Rusty: Practice, practice, practice and never give up. When you say artists you can mean painters [also]. Love what you do, I think that’s the most important thing. If you’re not happy with what you’re doing, find another way to find happiness. Whether it’s painting with different colors, or play with different chords or notes. Or write with different words, learn a new language, you know I guess that can be universal when you say “language”. So yeah, just keep a positive attitude as much as possible, I think that’s the biggest thing.
TW: So what’s up next for you and your music?
Rusty: Um I don’t know, right now I’m kind of at a cross roads. I no longer tour with The Wailers. I’ve been touring with a band named Public Property, they’re an incredible band. The singer and songwriter, his name is Dave Bess, he’s a good friend of mine. I’m helping them with some management stuff and [I] run sound for them. I kind of took a little vacation or I’d probably be out with them right now. They’re out of Iowa City, Iowa. They’re just great people. That’s kind of what I’m doing right now. I don’t know what’s next, you never know, just keep playing.
TW: (Bonus) Do you usually play for random people you meet during your travels? Or were we just special? 😉
Rusty: Well it’s not something that I seek out. You guys just probably happened to catch me on really good day. I’m not saying it’s unusual, it just happened to be I was just in one of those moods where I felt like playing guitar. You guys were out there and you looked nice, so I thought I’d come out and talk to you and play some music, and see if you wanted to hear some. I had a lot of fun, I remember that night.

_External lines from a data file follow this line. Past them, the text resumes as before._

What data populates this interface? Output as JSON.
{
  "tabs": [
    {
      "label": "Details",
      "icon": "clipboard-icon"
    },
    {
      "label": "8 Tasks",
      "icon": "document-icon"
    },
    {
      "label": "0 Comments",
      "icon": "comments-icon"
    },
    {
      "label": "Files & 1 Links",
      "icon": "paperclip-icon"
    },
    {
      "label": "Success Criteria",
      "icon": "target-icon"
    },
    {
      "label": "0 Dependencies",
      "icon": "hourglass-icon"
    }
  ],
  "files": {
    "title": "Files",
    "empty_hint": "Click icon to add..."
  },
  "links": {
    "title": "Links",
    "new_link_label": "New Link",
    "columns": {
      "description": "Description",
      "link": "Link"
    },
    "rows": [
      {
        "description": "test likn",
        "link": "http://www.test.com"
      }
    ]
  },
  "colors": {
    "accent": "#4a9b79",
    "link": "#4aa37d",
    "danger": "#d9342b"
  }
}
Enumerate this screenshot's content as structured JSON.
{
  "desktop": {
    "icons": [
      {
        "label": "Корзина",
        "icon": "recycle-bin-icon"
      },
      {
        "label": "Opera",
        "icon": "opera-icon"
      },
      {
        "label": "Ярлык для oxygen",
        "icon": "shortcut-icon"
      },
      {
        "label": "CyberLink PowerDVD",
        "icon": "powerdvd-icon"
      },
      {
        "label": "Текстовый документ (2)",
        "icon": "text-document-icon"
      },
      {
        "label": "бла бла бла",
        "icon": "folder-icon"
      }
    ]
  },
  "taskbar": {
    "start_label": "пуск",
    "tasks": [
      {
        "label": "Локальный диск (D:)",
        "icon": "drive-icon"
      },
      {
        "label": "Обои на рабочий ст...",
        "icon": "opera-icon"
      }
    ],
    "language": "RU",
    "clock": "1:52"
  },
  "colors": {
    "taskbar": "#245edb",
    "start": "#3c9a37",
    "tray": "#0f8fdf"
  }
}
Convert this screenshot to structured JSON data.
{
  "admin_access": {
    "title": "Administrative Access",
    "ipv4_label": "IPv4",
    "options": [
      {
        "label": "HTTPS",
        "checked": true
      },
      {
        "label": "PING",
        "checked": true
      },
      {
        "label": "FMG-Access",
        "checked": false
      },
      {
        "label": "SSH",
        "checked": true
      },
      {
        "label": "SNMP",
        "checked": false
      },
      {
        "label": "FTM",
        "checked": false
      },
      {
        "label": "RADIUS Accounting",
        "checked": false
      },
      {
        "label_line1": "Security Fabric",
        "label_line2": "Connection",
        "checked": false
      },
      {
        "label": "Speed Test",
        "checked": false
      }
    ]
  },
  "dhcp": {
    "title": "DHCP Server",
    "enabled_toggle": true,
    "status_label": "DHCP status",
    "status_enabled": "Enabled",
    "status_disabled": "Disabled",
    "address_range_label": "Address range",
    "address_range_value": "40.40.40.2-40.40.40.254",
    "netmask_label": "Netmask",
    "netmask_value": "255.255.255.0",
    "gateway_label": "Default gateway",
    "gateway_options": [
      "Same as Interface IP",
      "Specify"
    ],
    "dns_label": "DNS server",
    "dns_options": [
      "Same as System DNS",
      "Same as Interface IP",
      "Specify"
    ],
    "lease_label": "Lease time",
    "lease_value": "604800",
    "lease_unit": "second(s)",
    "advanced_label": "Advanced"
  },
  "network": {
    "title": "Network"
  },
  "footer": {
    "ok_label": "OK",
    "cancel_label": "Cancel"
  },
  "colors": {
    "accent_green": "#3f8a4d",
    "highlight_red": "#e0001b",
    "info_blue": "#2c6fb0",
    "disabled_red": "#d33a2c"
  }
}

TW: Well thanks Rusty for doing this interview with us! We really enjoyed it. 🙂
Rusty: You guys have fun and be careful and enjoy everyday you get.